The road in the gorge: the “EIGHT WONDER of the world”

The Forra Road or the "eighth wonder of the world"

Credits: gardamusei (IG)

Set to a backdrop of the beautiful Lake Garda is a claustrophobia-proof road, so beautiful that it even charmed Churchill, who called it the “eighth wonder of the world“.

The road in the gorge: the “EIGHT WONDER of the world”

Credits: gardamusei (IG)

To be honest, I wouldn’t have bet a penny on me as I was back then, years ago. I mean, nobody would. I used to be the stereotypical girl who had no interest in camping or hiking, and never even thought about a backpack on her shoulders and mud on her shoes, and now I have a whole list of places to see and go hiking to. I dream of valleys to explore, lakes to bathe in, and mountain peaks to climb. To be honest, I’m grateful that that little girl changed her mind. Now I’m here to share with you more places from my list, hoping to spark you off and pass on some of my enthusiasm to you.

Credits: zona_lago (IG)

T.S. Eliot said “the journey, not the destination, matters” and he was right. This perfectly describes the place I’m going to present today. Indeed, it’s not a valley, not a mountain, not a river. I’ll give you a hint: the setting is a gorgeous view of Lake Garda, and the magic is… A road.

# The road into the heart of the mountain

The Forra Road was inaugurated in 1913 and was truly defined by Winston Churchill as the eighth wonder of the world. If you look closely at this road, it is easy to understand why. This road is a real jewel among the rocks, carved into the canyon of the Brasa torrent. The route starts at 65 meters on the lakefront and arrives at 423 meters, in the village of Pieve di Tremosine. Going along this road you have a clear feeling of penetrating the heart of the mountain between the deep tunnel and the overhanging rock. That’s a unique experience, isn’t it?

Credits: gardalanding (IG)

The road is 6 kilometers long and it is illuminated all day long. The path starts in Pieve, descends rapidly towards the lake, then passes through Brasa, meeting the Gardesana state road.  If you think it’s all here, you’ll be surprised: the Forra Road continues along the lake to the village of Campione and—lastly—it unwinds towards Limone and Riva del Garda.
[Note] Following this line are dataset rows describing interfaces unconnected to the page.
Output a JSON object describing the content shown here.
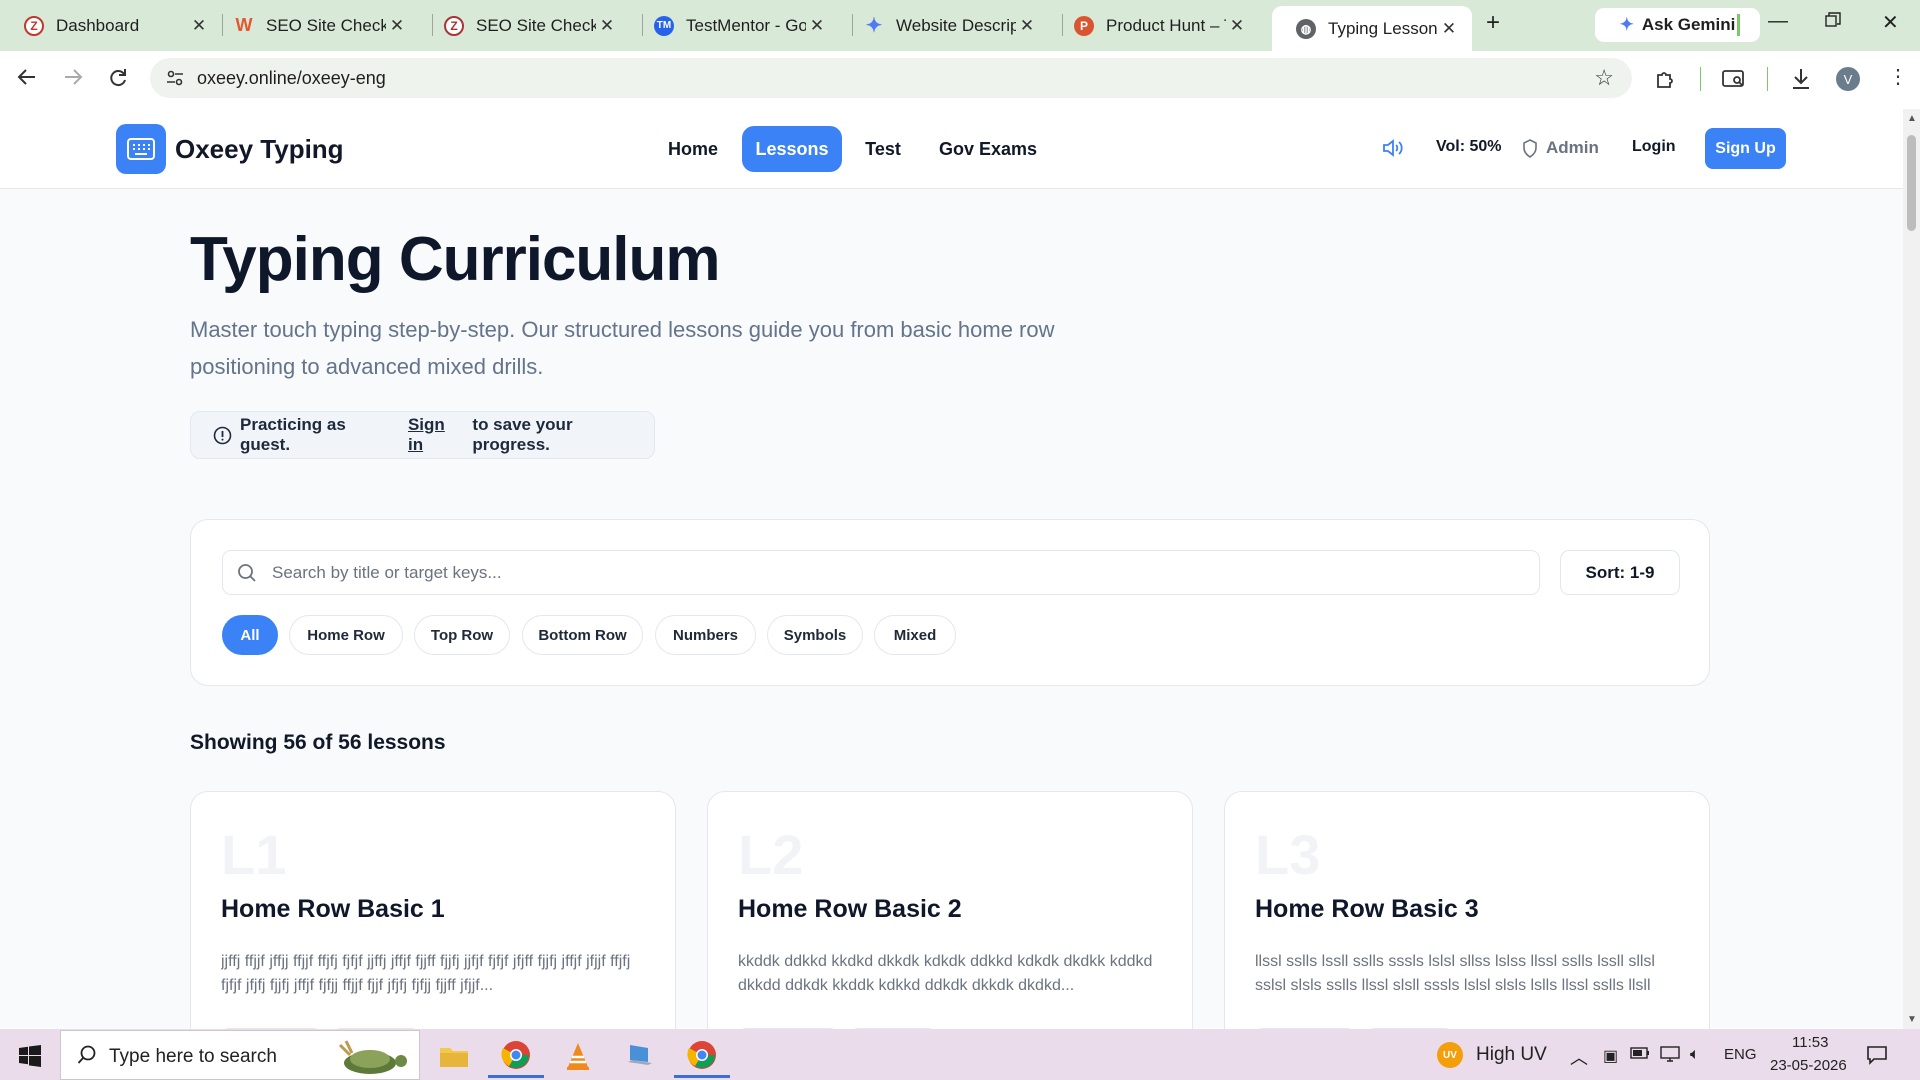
{
  "browser": {
    "tabs": [
      {
        "title": "Dashboard",
        "favicon": "dashboard-favicon",
        "color": "#c0392b"
      },
      {
        "title": "SEO Site Checkup",
        "favicon": "seo-favicon",
        "color": "#e4572e"
      },
      {
        "title": "SEO Site Checkup",
        "favicon": "seo-favicon",
        "color": "#a33"
      },
      {
        "title": "TestMentor - Gove",
        "favicon": "testmentor-favicon",
        "color": "#2563eb"
      },
      {
        "title": "Website Descriptio",
        "favicon": "gemini-favicon",
        "color": "#4f7cf5"
      },
      {
        "title": "Product Hunt – Th",
        "favicon": "producthunt-favicon",
        "color": "#da552f"
      },
      {
        "title": "Typing Lessons - C",
        "favicon": "globe-favicon",
        "color": "#5f6368"
      }
    ],
    "ask_gemini": "Ask Gemini",
    "url": "oxeey.online/oxeey-eng",
    "profile_initial": "V"
  },
  "site": {
    "brand": "Oxeey Typing",
    "nav": [
      "Home",
      "Lessons",
      "Test",
      "Gov Exams"
    ],
    "active_nav": "Lessons",
    "volume": "Vol: 50%",
    "admin": "Admin",
    "login": "Login",
    "signup": "Sign Up"
  },
  "hero": {
    "title": "Typing Curriculum",
    "subtitle": "Master touch typing step-by-step. Our structured lessons guide you from basic home row positioning to advanced mixed drills.",
    "guest_prefix": "Practicing as guest.",
    "guest_link": "Sign in",
    "guest_suffix": "to save your progress."
  },
  "filters": {
    "search_placeholder": "Search by title or target keys...",
    "sort": "Sort: 1-9",
    "chips": [
      "All",
      "Home Row",
      "Top Row",
      "Bottom Row",
      "Numbers",
      "Symbols",
      "Mixed"
    ],
    "active_chip": "All"
  },
  "showing": "Showing 56 of 56 lessons",
  "lessons": [
    {
      "badge": "L1",
      "title": "Home Row Basic 1",
      "keys": "jjffj ffjjf jffjj ffjjf ffjfj fjfjf jjffj jffjf fjjff fjjfj jjfjf fjfjf jfjff fjjfj jffjf jfjjf ffjfj fjfjf jfjfj fjjfj jffjf fjfjj ffjjf fjjf jfjfj fjfjj fjjff jfjjf..."
    },
    {
      "badge": "L2",
      "title": "Home Row Basic 2",
      "keys": "kkddk ddkkd kkdkd dkkdk kdkdk ddkkd kdkdk dkdkk kddkd dkkdd ddkdk kkddk kdkkd ddkdk dkkdk dkdkd..."
    },
    {
      "badge": "L3",
      "title": "Home Row Basic 3",
      "keys": "llssl sslls lssll sslls sssls lslsl sllss lslss llssl sslls lssll sllsl sslsl slsls sslls llssl slsll sssls lslsl slsls lslls llssl sslls llsll sslls lslls..."
    }
  ],
  "taskbar": {
    "search_placeholder": "Type here to search",
    "weather": "High UV",
    "weather_badge": "UV",
    "lang": "ENG",
    "time": "11:53",
    "date": "23-05-2026"
  }
}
Credits: marinomara5 (IG)

# The provincial road in spotlight

Whether you travel by car or motorcycle, this road is narrow and sometimes unprotected, so I really recommend and urge you to drive carefully. Unless you’re James Bond. No kidding, in the 2008 movie “007 – Quantum of Solace“, Daniel Craig was right here on the Forra Road, on his Aston Martin, in that breathtaking chase that all of us fans will remember. This road, however, is renowned also outside of the motionpicture industry. In fact, the Strada Provinciale n.38—this sound so un-romantic, right?—seems to be one of the favorite locations for car commercials.


# History

If you have managed to read untill here, you deserve a bit of history. Before the beginning of the 20th century, the only way to reach Tremosine from the lake was through a steep path. Until 1913, when the priest of the village asked for and obtained the construction of an easier road that eventually connected Tremosine to the hinterland of Lake Garda. Apparently, before this beautiful road was developed, discomfort drove all the inhabitants who just lean Ted to reach the port for supplies. Geologist and engineer Arturo Cozzaglio took charge of the works and built his road project that was bound to become legendary thanks to its wonderful landscape.

Credits: detojan (IG)

The road actually penetrates-not only metaphorically-into the belly of the mountain, creeping along the gap naturally created by the Brasa stream. Driving on the SP38 is a dreamlike experience between dark and light, so beautiful that you will completely forget about your destination and will only focus on fully enjoying the view of Lake Garda and the rocky scenery around.



Previous articleFrom Ikea, THE CHEAPEST RENTAL APARTMENT in the world: 77 cents
Born in 1987 in Sicily, I live in Venice and speak with a Tuscanian accent. Given this linguistic pot, I talk more than I write, so I studied Communication and Marketing and mastered in American Linguistics. I like (mind)traveling and wandering between very different fields. I’m still studying languages that keep me thrilled, I’m reading neuroscience books, I meditate every now and then. I also take pictures of what I found beautiful in the world, and it kills me to comb my long-hair cat who doesn’t seem to be up to at that all.